Learn how to tackle infectious bovine rhinotracheitis (IBR) as part of Farmers Weekly’s disease check series.
IBR is a significant cause of pneumonia and mortality in weaned beef calves, says vet Robert Anderson, Merlin Vet Group.
The problem is, when a cow is exposed to IBR, it may fight off infection, but it will always have the potential to shed the disease during times of stress.
And because of this, problems associated with IBR are commonly experienced within a fortnight of weaning and/or housing in un-vaccinated beef herds, he says.

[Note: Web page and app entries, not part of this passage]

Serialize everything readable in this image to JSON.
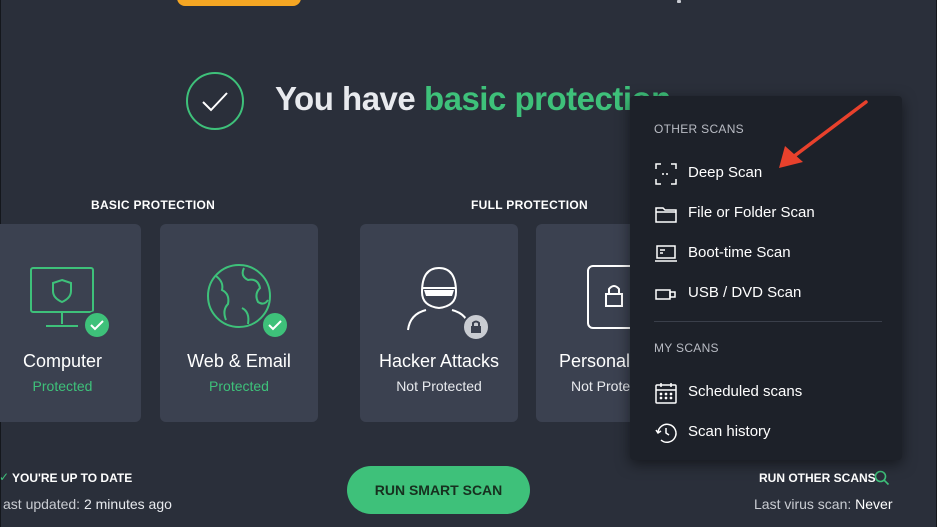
{
  "headline": {
    "prefix": "You have",
    "accent": "basic protection"
  },
  "sections": {
    "basic": "BASIC PROTECTION",
    "full": "FULL PROTECTION"
  },
  "cards": [
    {
      "name": "Computer",
      "status": "Protected"
    },
    {
      "name": "Web & Email",
      "status": "Protected"
    },
    {
      "name": "Hacker Attacks",
      "status": "Not Protected"
    },
    {
      "name": "Personal",
      "status": "Not Prote"
    }
  ],
  "footer": {
    "uptodate": "YOU'RE UP TO DATE",
    "last_updated_label": "ast updated:",
    "last_updated_value": "2 minutes ago",
    "run_smart_scan": "RUN SMART SCAN",
    "run_other_scans": "RUN OTHER SCANS",
    "last_virus_scan_label": "Last virus scan:",
    "last_virus_scan_value": "Never"
  },
  "menu": {
    "other_header": "OTHER SCANS",
    "other_items": [
      "Deep Scan",
      "File or Folder Scan",
      "Boot-time Scan",
      "USB / DVD Scan"
    ],
    "my_header": "MY SCANS",
    "my_items": [
      "Scheduled scans",
      "Scan history"
    ]
  },
  "colors": {
    "accent_green": "#3ec17a",
    "background": "#2a2f3a",
    "card": "#3b4150",
    "menu": "#1d2129",
    "arrow": "#e8412c",
    "top_pill": "#f5a623"
  }
}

Calves will often appear dull and depressed and will run a persistent high temperature. “IBR will often present itself in the form of pneumonia type symptoms – a difficult -to-treat pneumonia case may be an indicator of IBR.”

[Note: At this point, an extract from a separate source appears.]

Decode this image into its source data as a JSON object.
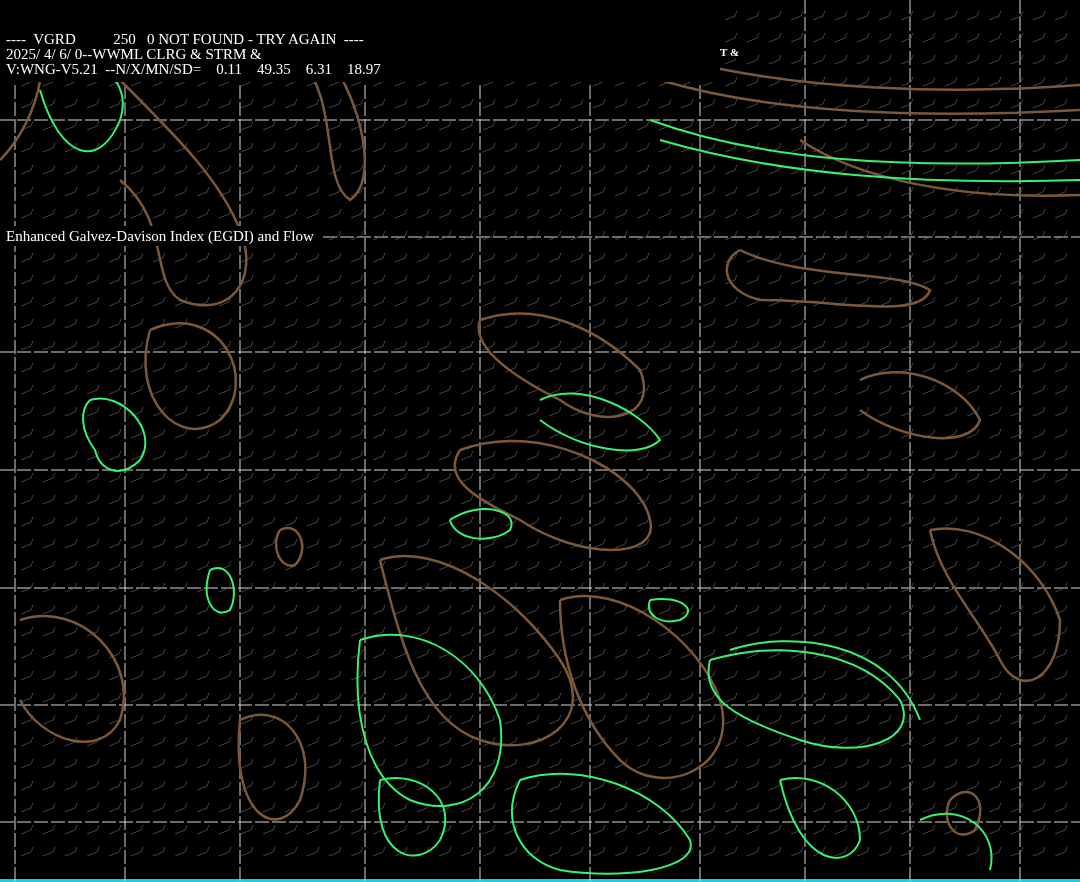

IBR causes respiratory disease in stock of any age, high temperatures and runny nose and eyes, says vet Den Leonard, Lambert, Leonard and May.
“In adult dairy cows, symptoms may not be that pronounced, with cows typically showing a high temperature and reduced milk yields.”
How is it spread?
IBR is caused by the herpes virus which is excreted from the nose and airways and can be spread through air and via feed sharing, explains Mr Leonard.
The risk of buying in IBR is high, so all bought in stock should be vaccinated at purchase, stresses Mr Anderson.
“A cow may have been infected with the disease as a calf, but she may be an ‘asymptomatic carrier’ as an adult, i.e. she is not displaying any clinical signs.”
In this way, replacement heifers may be a source of infection – potentially passing the disease on to their calf.
Intervet/Schering Plough data show 67% of dairy herds and 51% of beef herds tested had evidence of IBR exposure. Although not all animals show clinical signs, it is essential to be aware of its existence.
IBR can also be spread by semen, placing a strong emphasis on knowing the disease status of bought in bulls for good biosecurity.
A bull may be IBR negative at sale, but if he is sold into an IBR positive herd, sperm quality could be affected when exposed to the disease virus, explains Mr Anderson.
Testing and control
Nasal swabs can help identify the problem but, because the test is not 100% accurate, I would recommend vaccinating when IBR is suspected, says Mr Leonard.
And because carriers may be asymptomatic, continuing a vaccination programme is key. “When a vaccination programme is stopped and there are still carriers present, the problem will reoccur – continuous vaccination will help eliminate the problem.”
When IBR is diagnosed in beef herds, calves should be vaccinated and all weaned calves should be vaccinated as standard at housing, Mr Anderson continues.
For more from the our disease check series click here.